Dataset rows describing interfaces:
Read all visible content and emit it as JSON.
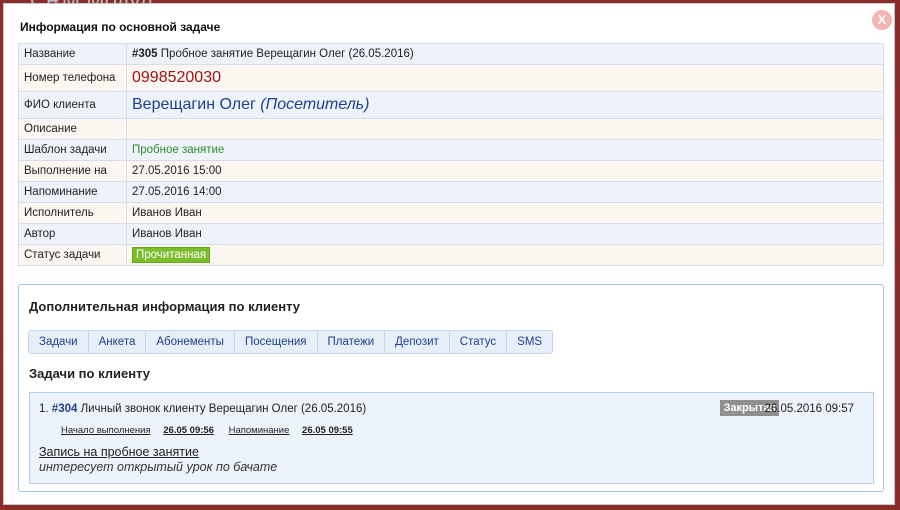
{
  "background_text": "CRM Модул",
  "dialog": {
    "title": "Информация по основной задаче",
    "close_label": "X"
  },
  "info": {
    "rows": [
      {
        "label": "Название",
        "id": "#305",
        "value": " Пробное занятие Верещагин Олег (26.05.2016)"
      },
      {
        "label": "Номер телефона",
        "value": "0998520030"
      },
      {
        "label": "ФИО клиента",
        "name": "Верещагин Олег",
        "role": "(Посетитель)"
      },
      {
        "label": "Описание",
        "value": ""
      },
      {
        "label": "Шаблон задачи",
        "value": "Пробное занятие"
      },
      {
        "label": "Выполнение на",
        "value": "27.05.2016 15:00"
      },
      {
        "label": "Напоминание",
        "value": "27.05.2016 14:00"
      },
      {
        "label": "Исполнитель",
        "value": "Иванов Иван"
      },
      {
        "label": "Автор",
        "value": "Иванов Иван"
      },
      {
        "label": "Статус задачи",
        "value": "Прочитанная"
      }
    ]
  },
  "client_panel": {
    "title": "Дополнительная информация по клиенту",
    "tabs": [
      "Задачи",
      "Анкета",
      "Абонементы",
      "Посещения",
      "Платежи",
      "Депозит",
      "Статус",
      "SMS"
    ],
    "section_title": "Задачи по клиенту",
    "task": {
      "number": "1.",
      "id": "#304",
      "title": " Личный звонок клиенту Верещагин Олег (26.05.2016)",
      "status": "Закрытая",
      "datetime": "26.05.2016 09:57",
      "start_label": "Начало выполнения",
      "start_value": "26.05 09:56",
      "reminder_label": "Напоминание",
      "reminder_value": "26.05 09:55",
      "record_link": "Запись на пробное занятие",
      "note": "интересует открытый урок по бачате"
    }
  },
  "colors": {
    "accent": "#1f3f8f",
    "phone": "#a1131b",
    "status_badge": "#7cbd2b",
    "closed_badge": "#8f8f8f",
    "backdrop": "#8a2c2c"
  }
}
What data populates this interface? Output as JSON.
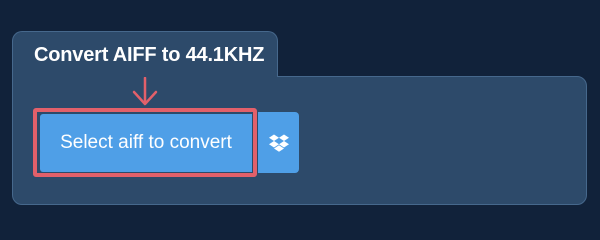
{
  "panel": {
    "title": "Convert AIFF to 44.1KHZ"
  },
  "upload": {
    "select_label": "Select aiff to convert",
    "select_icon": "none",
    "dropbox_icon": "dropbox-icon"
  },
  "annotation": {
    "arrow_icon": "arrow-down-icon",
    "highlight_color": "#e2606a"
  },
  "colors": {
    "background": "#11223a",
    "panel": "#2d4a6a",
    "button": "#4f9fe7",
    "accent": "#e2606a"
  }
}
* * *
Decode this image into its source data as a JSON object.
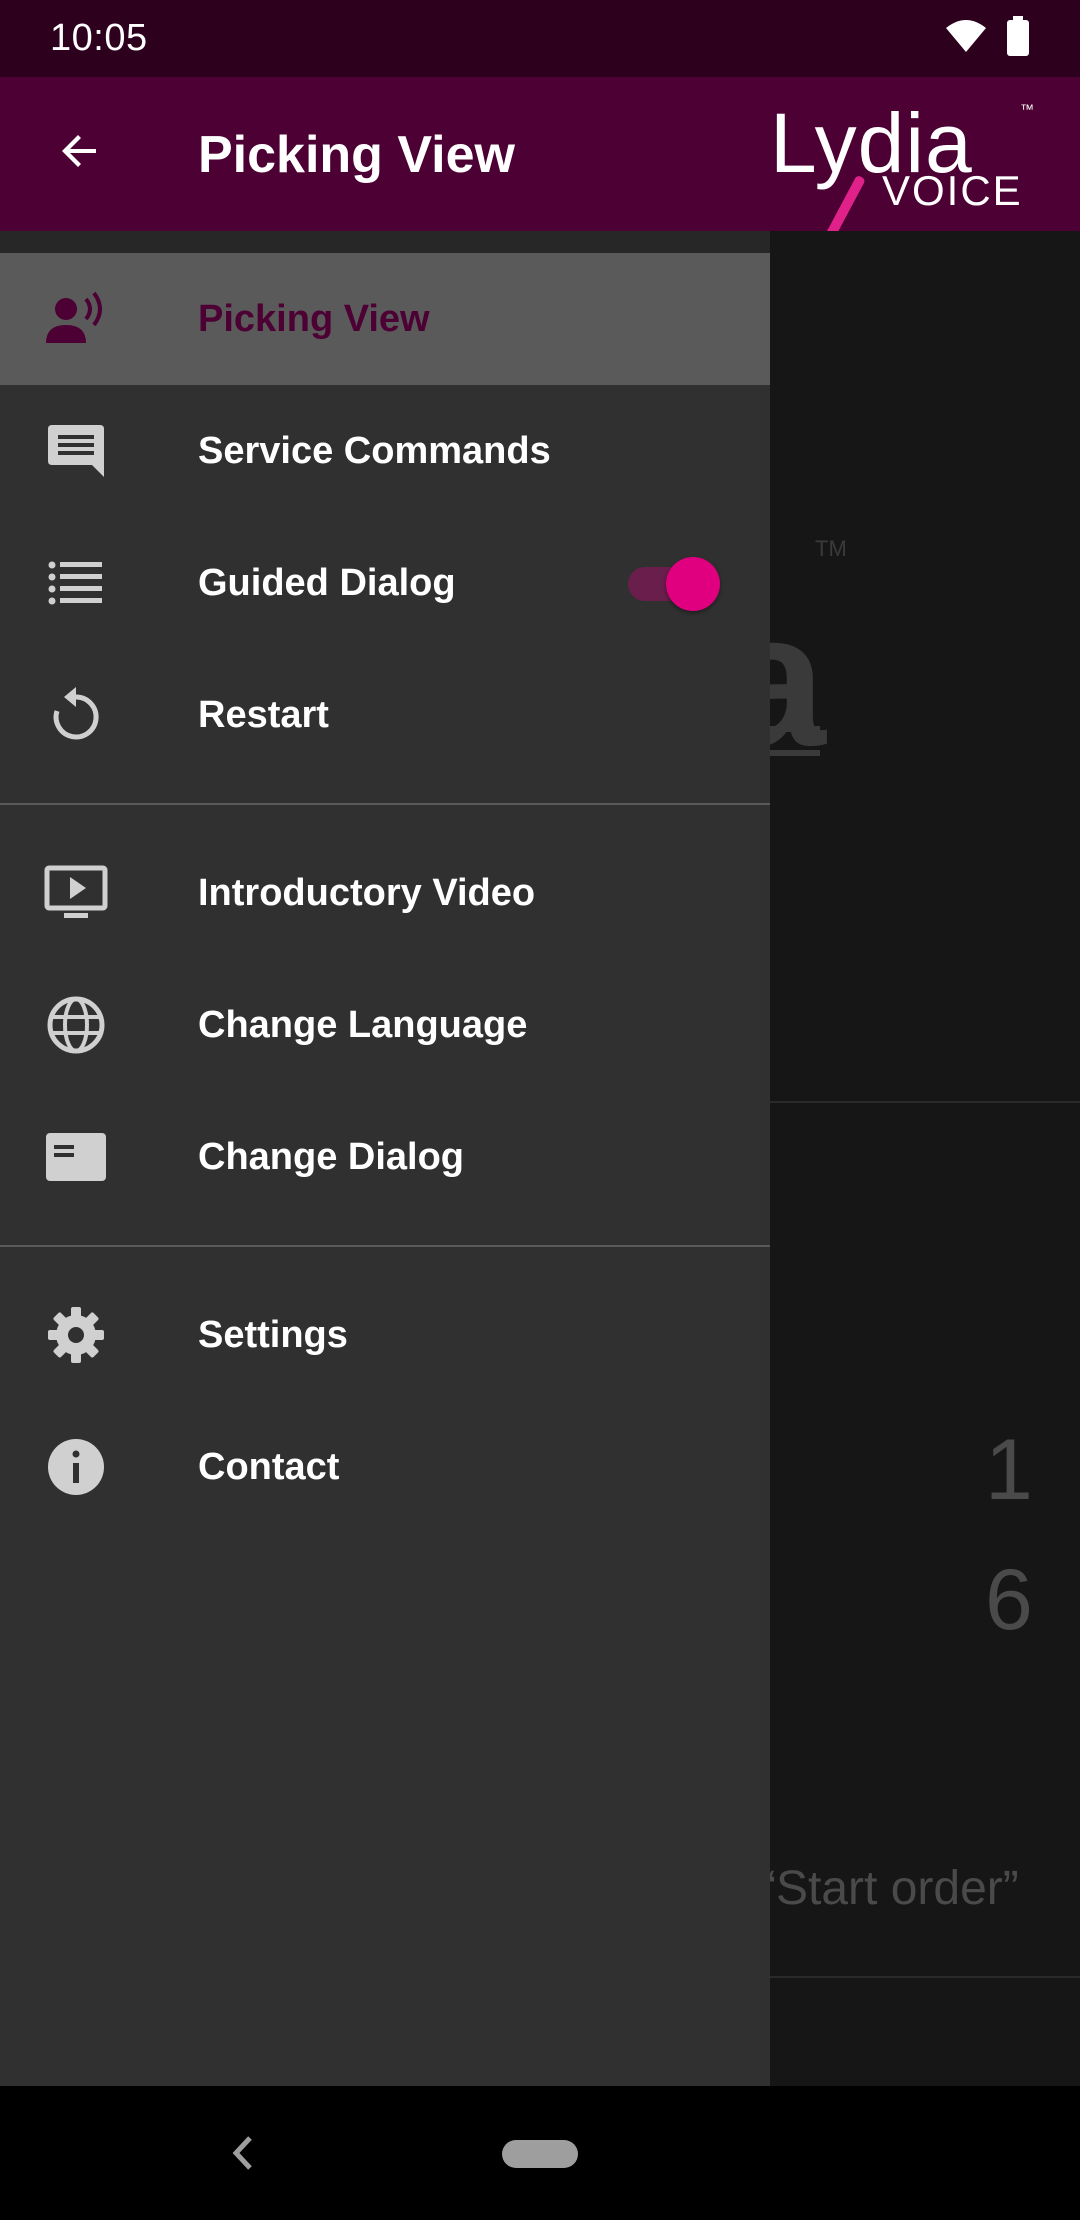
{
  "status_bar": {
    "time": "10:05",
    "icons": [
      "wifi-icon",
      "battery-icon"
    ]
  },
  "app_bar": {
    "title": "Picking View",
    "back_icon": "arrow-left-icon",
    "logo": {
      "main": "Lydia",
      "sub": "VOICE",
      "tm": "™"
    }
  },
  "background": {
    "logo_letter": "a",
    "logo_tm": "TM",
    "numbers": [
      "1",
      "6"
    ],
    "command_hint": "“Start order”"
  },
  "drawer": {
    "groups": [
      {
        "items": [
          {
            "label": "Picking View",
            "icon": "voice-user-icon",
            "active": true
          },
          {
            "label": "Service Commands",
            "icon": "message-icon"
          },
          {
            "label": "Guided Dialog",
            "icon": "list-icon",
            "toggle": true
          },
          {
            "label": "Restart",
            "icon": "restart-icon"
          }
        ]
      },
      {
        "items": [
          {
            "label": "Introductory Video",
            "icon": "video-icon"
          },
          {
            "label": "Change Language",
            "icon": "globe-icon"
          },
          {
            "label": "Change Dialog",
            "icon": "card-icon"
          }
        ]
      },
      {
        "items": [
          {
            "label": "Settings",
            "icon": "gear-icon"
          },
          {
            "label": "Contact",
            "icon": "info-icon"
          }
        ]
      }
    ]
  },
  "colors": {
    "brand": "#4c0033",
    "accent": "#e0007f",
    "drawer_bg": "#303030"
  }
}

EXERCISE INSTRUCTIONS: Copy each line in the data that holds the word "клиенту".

ANSWER AREA:
    "title": "Дополнительная информация по клиенту",
    "section_title": "Задачи по клиенту",
      "title": " Личный звонок клиенту Верещагин Олег (26.05.2016)",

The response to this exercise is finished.